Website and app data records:
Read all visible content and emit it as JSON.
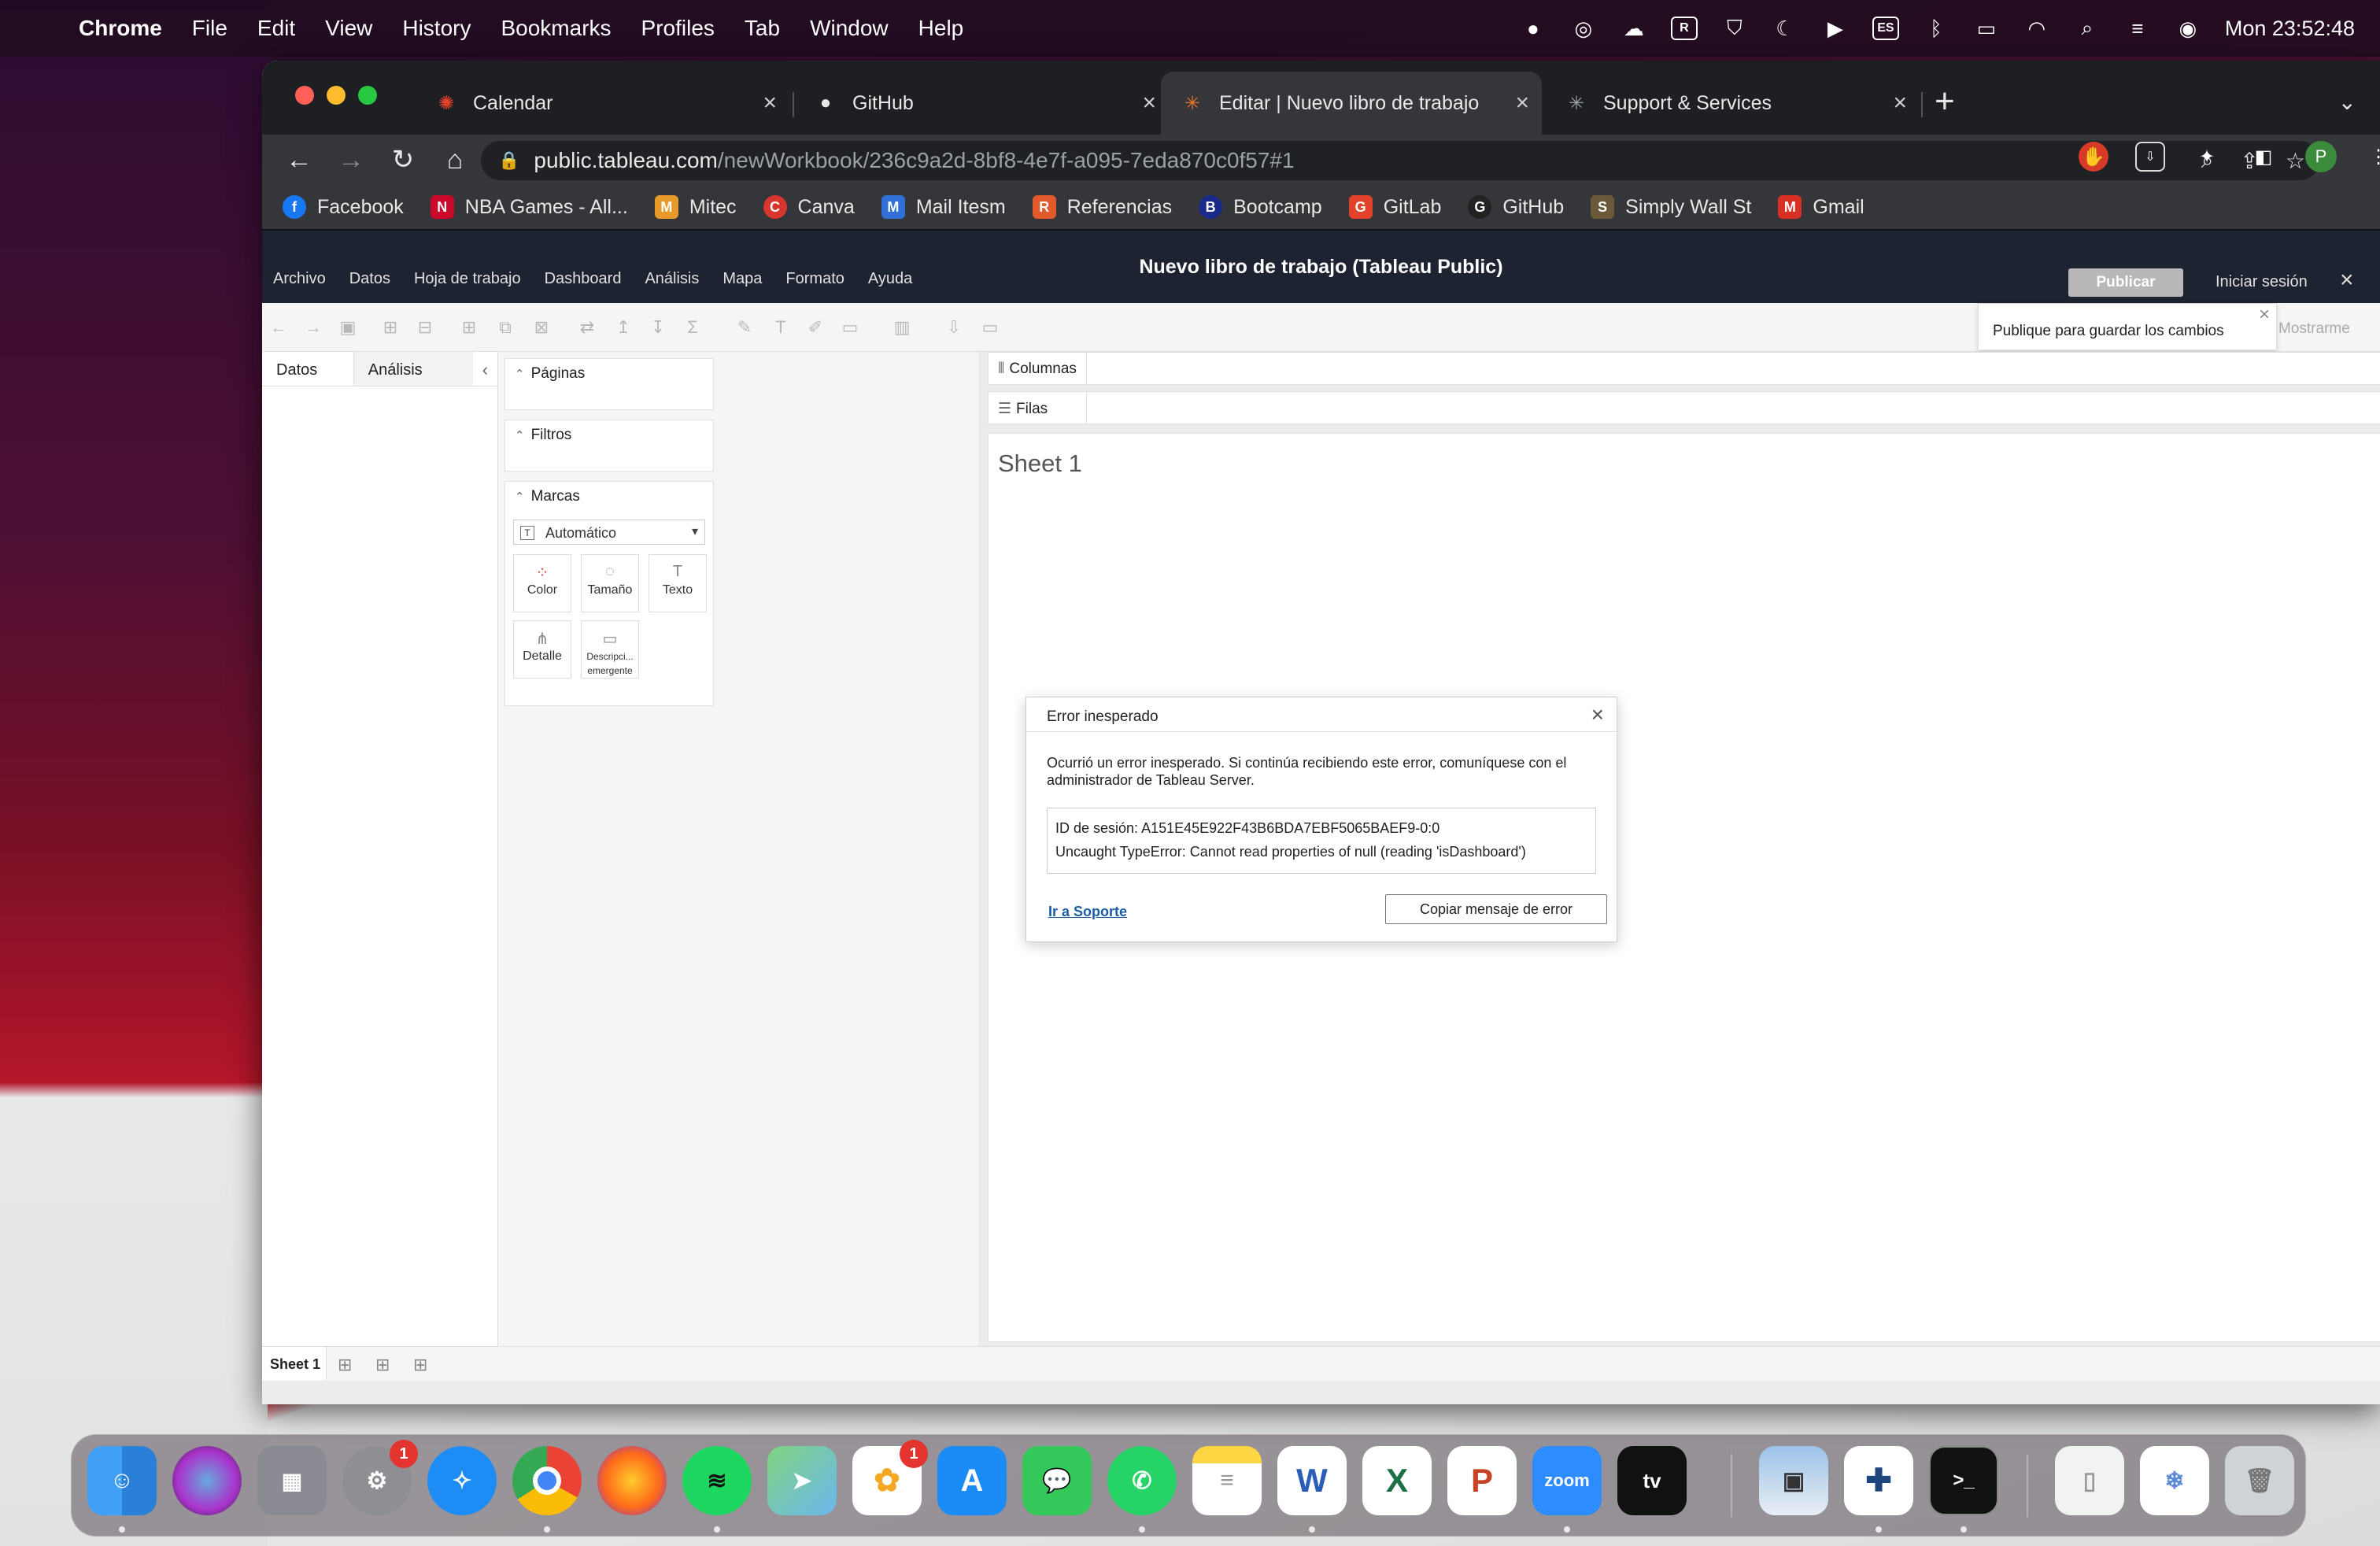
{
  "menubar": {
    "apple": "",
    "items": [
      "Chrome",
      "File",
      "Edit",
      "View",
      "History",
      "Bookmarks",
      "Profiles",
      "Tab",
      "Window",
      "Help"
    ],
    "clock": "Mon  23:52:48",
    "input_source": "ES"
  },
  "browser": {
    "tabs": [
      {
        "label": "Calendar",
        "icon": "calendar-favicon"
      },
      {
        "label": "GitHub",
        "icon": "github-icon"
      },
      {
        "label": "Editar | Nuevo libro de trabajo",
        "icon": "tableau-icon"
      },
      {
        "label": "Support & Services",
        "icon": "tableau-icon"
      }
    ],
    "url_host": "public.tableau.com",
    "url_path": "/newWorkbook/236c9a2d-8bf8-4e7f-a095-7eda870c0f57#1",
    "profile_initial": "P",
    "bookmarks": [
      {
        "label": "Facebook",
        "color": "#1877f2",
        "glyph": "f"
      },
      {
        "label": "NBA Games - All...",
        "color": "#c9082a",
        "glyph": "N"
      },
      {
        "label": "Mitec",
        "color": "#e89b2b",
        "glyph": "M"
      },
      {
        "label": "Canva",
        "color": "#d9352f",
        "glyph": "C"
      },
      {
        "label": "Mail Itesm",
        "color": "#2f6fd6",
        "glyph": "M"
      },
      {
        "label": "Referencias",
        "color": "#e05a2b",
        "glyph": "R"
      },
      {
        "label": "Bootcamp",
        "color": "#1a2a8a",
        "glyph": "B"
      },
      {
        "label": "GitLab",
        "color": "#e2432a",
        "glyph": "G"
      },
      {
        "label": "GitHub",
        "color": "#222222",
        "glyph": "G"
      },
      {
        "label": "Simply Wall St",
        "color": "#6b5a3a",
        "glyph": "S"
      },
      {
        "label": "Gmail",
        "color": "#d93025",
        "glyph": "M"
      }
    ]
  },
  "tableau": {
    "menu": [
      "Archivo",
      "Datos",
      "Hoja de trabajo",
      "Dashboard",
      "Análisis",
      "Mapa",
      "Formato",
      "Ayuda"
    ],
    "title": "Nuevo libro de trabajo (Tableau Public)",
    "publish": "Publicar",
    "sign_in": "Iniciar sesión",
    "tooltip": "Publique para guardar los cambios",
    "show_me": "Mostrarme",
    "left_tabs": [
      "Datos",
      "Análisis"
    ],
    "cards": {
      "pages": "Páginas",
      "filters": "Filtros",
      "marks": "Marcas",
      "mark_type": "Automático",
      "mark_buttons": [
        "Color",
        "Tamaño",
        "Texto",
        "Detalle",
        "Descripci... emergente"
      ]
    },
    "shelves": {
      "columns": "Columnas",
      "rows": "Filas"
    },
    "sheet_title": "Sheet 1",
    "sheet_tab": "Sheet 1"
  },
  "dialog": {
    "title": "Error inesperado",
    "message": "Ocurrió un error inesperado. Si continúa recibiendo este error, comuníquese con el administrador de Tableau Server.",
    "session_id": "ID de sesión: A151E45E922F43B6BDA7EBF5065BAEF9-0:0",
    "error": "Uncaught TypeError: Cannot read properties of null (reading 'isDashboard')",
    "link": "Ir a Soporte",
    "copy_button": "Copiar mensaje de error"
  },
  "dock": {
    "badges": {
      "settings": "1",
      "photos": "1"
    },
    "zoom_label": "zoom",
    "tv_label": "tv"
  }
}
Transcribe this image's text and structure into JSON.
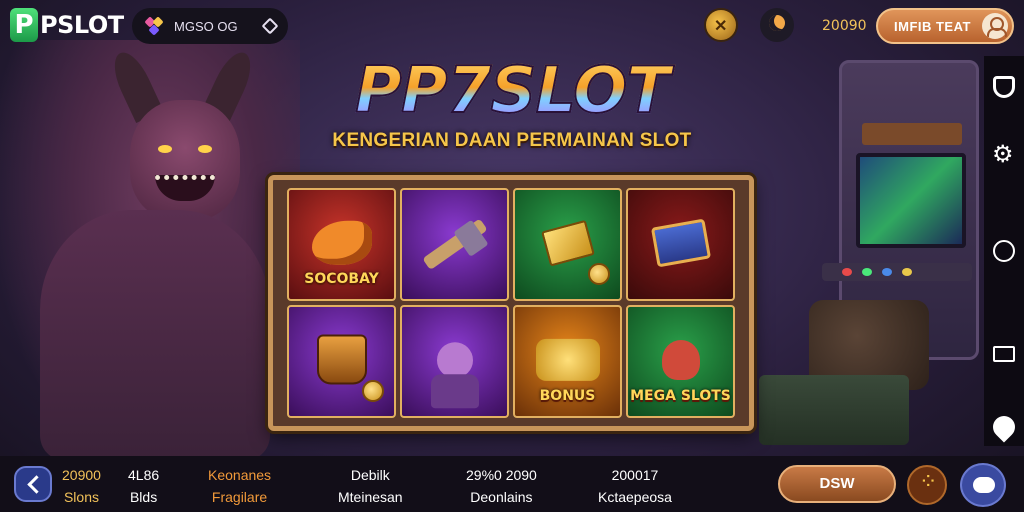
{
  "header": {
    "logo_letter": "P",
    "logo_text": "PSLOT",
    "game_selector_label": "MGSO OG",
    "balance": "20090",
    "profile_label": "IMFIB TEAT"
  },
  "hero": {
    "title": "PP7SLOT",
    "subtitle": "KENGERIAN DAAN PERMAINAN SLOT"
  },
  "slot_tiles": [
    {
      "name": "dragon",
      "label": "SOCOBAY",
      "style": "t-red"
    },
    {
      "name": "hammer",
      "label": "",
      "style": "t-purple"
    },
    {
      "name": "gold-card",
      "label": "",
      "style": "t-green"
    },
    {
      "name": "treasure-chest",
      "label": "",
      "style": "t-crimson"
    },
    {
      "name": "potion-pot",
      "label": "",
      "style": "t-purple"
    },
    {
      "name": "warrior",
      "label": "",
      "style": "t-purple"
    },
    {
      "name": "gold-bonus",
      "label": "BONUS",
      "style": "t-orange"
    },
    {
      "name": "demon",
      "label": "MEGA SLOTS",
      "style": "t-green"
    }
  ],
  "bottom_stats": [
    {
      "value": "20900",
      "label": "Slons",
      "color": "#f2c25a"
    },
    {
      "value": "4L86",
      "label": "Blds",
      "color": "#ffffff"
    },
    {
      "value": "Keonanes",
      "label": "Fragilare",
      "color": "#f29a3a"
    },
    {
      "value": "Debilk",
      "label": "Mteinesan",
      "color": "#ffffff"
    },
    {
      "value": "29%0 2090",
      "label": "Deonlains",
      "color": "#ffffff"
    },
    {
      "value": "200017",
      "label": "Kctaepeosa",
      "color": "#ffffff"
    }
  ],
  "footer": {
    "primary_button": "DSW"
  }
}
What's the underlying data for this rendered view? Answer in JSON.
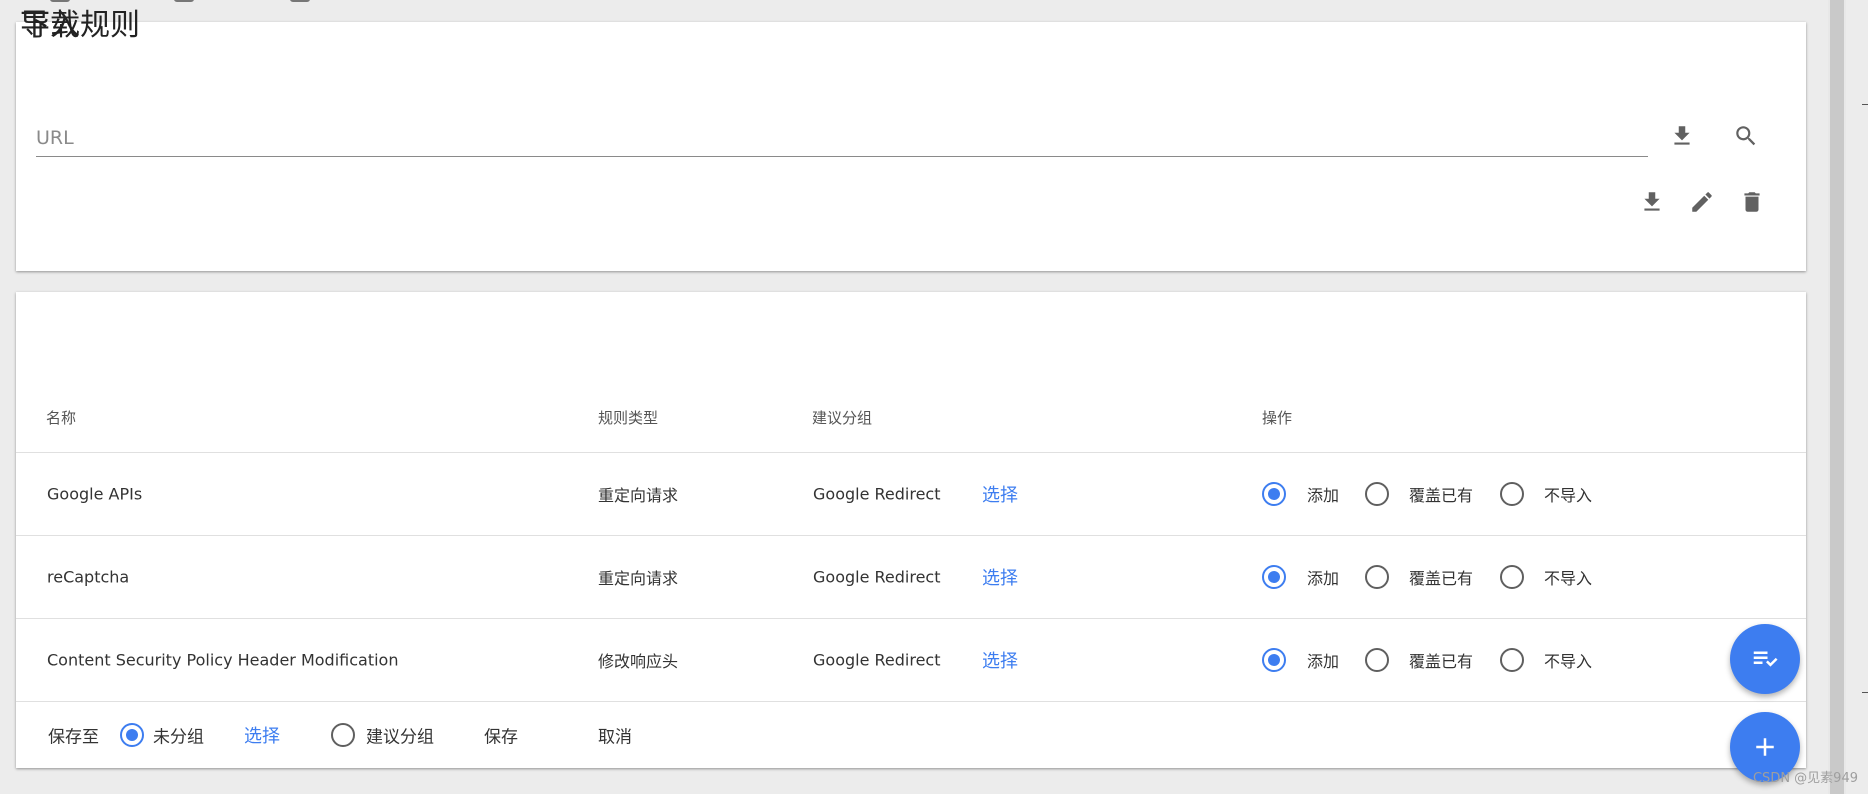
{
  "rules_card": {
    "title": "下载规则",
    "url_placeholder": "URL",
    "icons": {
      "download": "download-icon",
      "search": "search-icon",
      "edit": "edit-icon",
      "delete": "delete-icon"
    }
  },
  "import_card": {
    "title": "导入",
    "columns": [
      "名称",
      "规则类型",
      "建议分组",
      "操作"
    ],
    "rows": [
      {
        "name": "Google APIs",
        "type": "重定向请求",
        "group": "Google Redirect",
        "select": "选择",
        "action": "添加"
      },
      {
        "name": "reCaptcha",
        "type": "重定向请求",
        "group": "Google Redirect",
        "select": "选择",
        "action": "添加"
      },
      {
        "name": "Content Security Policy Header Modification",
        "type": "修改响应头",
        "group": "Google Redirect",
        "select": "选择",
        "action": "添加"
      }
    ],
    "options": [
      "添加",
      "覆盖已有",
      "不导入"
    ],
    "footer": {
      "save_to": "保存至",
      "ungrouped": "未分组",
      "select": "选择",
      "suggested": "建议分组",
      "save": "保存",
      "cancel": "取消",
      "selected_target": "未分组"
    }
  },
  "fabs": {
    "batch": "playlist-check-icon",
    "add": "plus-icon"
  },
  "watermark": "CSDN @见素949",
  "colors": {
    "accent": "#3d7df0",
    "icon": "#616161",
    "background": "#ececec"
  }
}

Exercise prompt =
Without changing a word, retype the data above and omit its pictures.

Your solution =
Read all visible content and emit it as JSON.
{
  "menubar": {
    "apple": "",
    "items": [
      "Chrome",
      "File",
      "Edit",
      "View",
      "History",
      "Bookmarks",
      "Profiles",
      "Tab",
      "Window",
      "Help"
    ],
    "clock": "Mon  23:52:48",
    "input_source": "ES"
  },
  "browser": {
    "tabs": [
      {
        "label": "Calendar",
        "icon": "calendar-favicon"
      },
      {
        "label": "GitHub",
        "icon": "github-icon"
      },
      {
        "label": "Editar | Nuevo libro de trabajo",
        "icon": "tableau-icon"
      },
      {
        "label": "Support & Services",
        "icon": "tableau-icon"
      }
    ],
    "url_host": "public.tableau.com",
    "url_path": "/newWorkbook/236c9a2d-8bf8-4e7f-a095-7eda870c0f57#1",
    "profile_initial": "P",
    "bookmarks": [
      {
        "label": "Facebook",
        "color": "#1877f2",
        "glyph": "f"
      },
      {
        "label": "NBA Games - All...",
        "color": "#c9082a",
        "glyph": "N"
      },
      {
        "label": "Mitec",
        "color": "#e89b2b",
        "glyph": "M"
      },
      {
        "label": "Canva",
        "color": "#d9352f",
        "glyph": "C"
      },
      {
        "label": "Mail Itesm",
        "color": "#2f6fd6",
        "glyph": "M"
      },
      {
        "label": "Referencias",
        "color": "#e05a2b",
        "glyph": "R"
      },
      {
        "label": "Bootcamp",
        "color": "#1a2a8a",
        "glyph": "B"
      },
      {
        "label": "GitLab",
        "color": "#e2432a",
        "glyph": "G"
      },
      {
        "label": "GitHub",
        "color": "#222222",
        "glyph": "G"
      },
      {
        "label": "Simply Wall St",
        "color": "#6b5a3a",
        "glyph": "S"
      },
      {
        "label": "Gmail",
        "color": "#d93025",
        "glyph": "M"
      }
    ]
  },
  "tableau": {
    "menu": [
      "Archivo",
      "Datos",
      "Hoja de trabajo",
      "Dashboard",
      "Análisis",
      "Mapa",
      "Formato",
      "Ayuda"
    ],
    "title": "Nuevo libro de trabajo (Tableau Public)",
    "publish": "Publicar",
    "sign_in": "Iniciar sesión",
    "tooltip": "Publique para guardar los cambios",
    "show_me": "Mostrarme",
    "left_tabs": [
      "Datos",
      "Análisis"
    ],
    "cards": {
      "pages": "Páginas",
      "filters": "Filtros",
      "marks": "Marcas",
      "mark_type": "Automático",
      "mark_buttons": [
        "Color",
        "Tamaño",
        "Texto",
        "Detalle",
        "Descripci... emergente"
      ]
    },
    "shelves": {
      "columns": "Columnas",
      "rows": "Filas"
    },
    "sheet_title": "Sheet 1",
    "sheet_tab": "Sheet 1"
  },
  "dialog": {
    "title": "Error inesperado",
    "message": "Ocurrió un error inesperado. Si continúa recibiendo este error, comuníquese con el administrador de Tableau Server.",
    "session_id": "ID de sesión: A151E45E922F43B6BDA7EBF5065BAEF9-0:0",
    "error": "Uncaught TypeError: Cannot read properties of null (reading 'isDashboard')",
    "link": "Ir a Soporte",
    "copy_button": "Copiar mensaje de error"
  },
  "dock": {
    "badges": {
      "settings": "1",
      "photos": "1"
    },
    "zoom_label": "zoom",
    "tv_label": "tv"
  }
}
Transcribe this image's text and structure into JSON.
{
  "header": {
    "logo_letter": "P",
    "logo_text": "PSLOT",
    "game_selector_label": "MGSO OG",
    "balance": "20090",
    "profile_label": "IMFIB TEAT"
  },
  "hero": {
    "title": "PP7SLOT",
    "subtitle": "KENGERIAN DAAN PERMAINAN SLOT"
  },
  "slot_tiles": [
    {
      "name": "dragon",
      "label": "SOCOBAY",
      "style": "t-red"
    },
    {
      "name": "hammer",
      "label": "",
      "style": "t-purple"
    },
    {
      "name": "gold-card",
      "label": "",
      "style": "t-green"
    },
    {
      "name": "treasure-chest",
      "label": "",
      "style": "t-crimson"
    },
    {
      "name": "potion-pot",
      "label": "",
      "style": "t-purple"
    },
    {
      "name": "warrior",
      "label": "",
      "style": "t-purple"
    },
    {
      "name": "gold-bonus",
      "label": "BONUS",
      "style": "t-orange"
    },
    {
      "name": "demon",
      "label": "MEGA SLOTS",
      "style": "t-green"
    }
  ],
  "bottom_stats": [
    {
      "value": "20900",
      "label": "Slons",
      "color": "#f2c25a"
    },
    {
      "value": "4L86",
      "label": "Blds",
      "color": "#ffffff"
    },
    {
      "value": "Keonanes",
      "label": "Fragilare",
      "color": "#f29a3a"
    },
    {
      "value": "Debilk",
      "label": "Mteinesan",
      "color": "#ffffff"
    },
    {
      "value": "29%0 2090",
      "label": "Deonlains",
      "color": "#ffffff"
    },
    {
      "value": "200017",
      "label": "Kctaepeosa",
      "color": "#ffffff"
    }
  ],
  "footer": {
    "primary_button": "DSW"
  }
}
What's the underlying data for this rendered view? Answer in JSON.
{
  "rules_card": {
    "title": "下载规则",
    "url_placeholder": "URL",
    "icons": {
      "download": "download-icon",
      "search": "search-icon",
      "edit": "edit-icon",
      "delete": "delete-icon"
    }
  },
  "import_card": {
    "title": "导入",
    "columns": [
      "名称",
      "规则类型",
      "建议分组",
      "操作"
    ],
    "rows": [
      {
        "name": "Google APIs",
        "type": "重定向请求",
        "group": "Google Redirect",
        "select": "选择",
        "action": "添加"
      },
      {
        "name": "reCaptcha",
        "type": "重定向请求",
        "group": "Google Redirect",
        "select": "选择",
        "action": "添加"
      },
      {
        "name": "Content Security Policy Header Modification",
        "type": "修改响应头",
        "group": "Google Redirect",
        "select": "选择",
        "action": "添加"
      }
    ],
    "options": [
      "添加",
      "覆盖已有",
      "不导入"
    ],
    "footer": {
      "save_to": "保存至",
      "ungrouped": "未分组",
      "select": "选择",
      "suggested": "建议分组",
      "save": "保存",
      "cancel": "取消",
      "selected_target": "未分组"
    }
  },
  "fabs": {
    "batch": "playlist-check-icon",
    "add": "plus-icon"
  },
  "watermark": "CSDN @见素949",
  "colors": {
    "accent": "#3d7df0",
    "icon": "#616161",
    "background": "#ececec"
  }
}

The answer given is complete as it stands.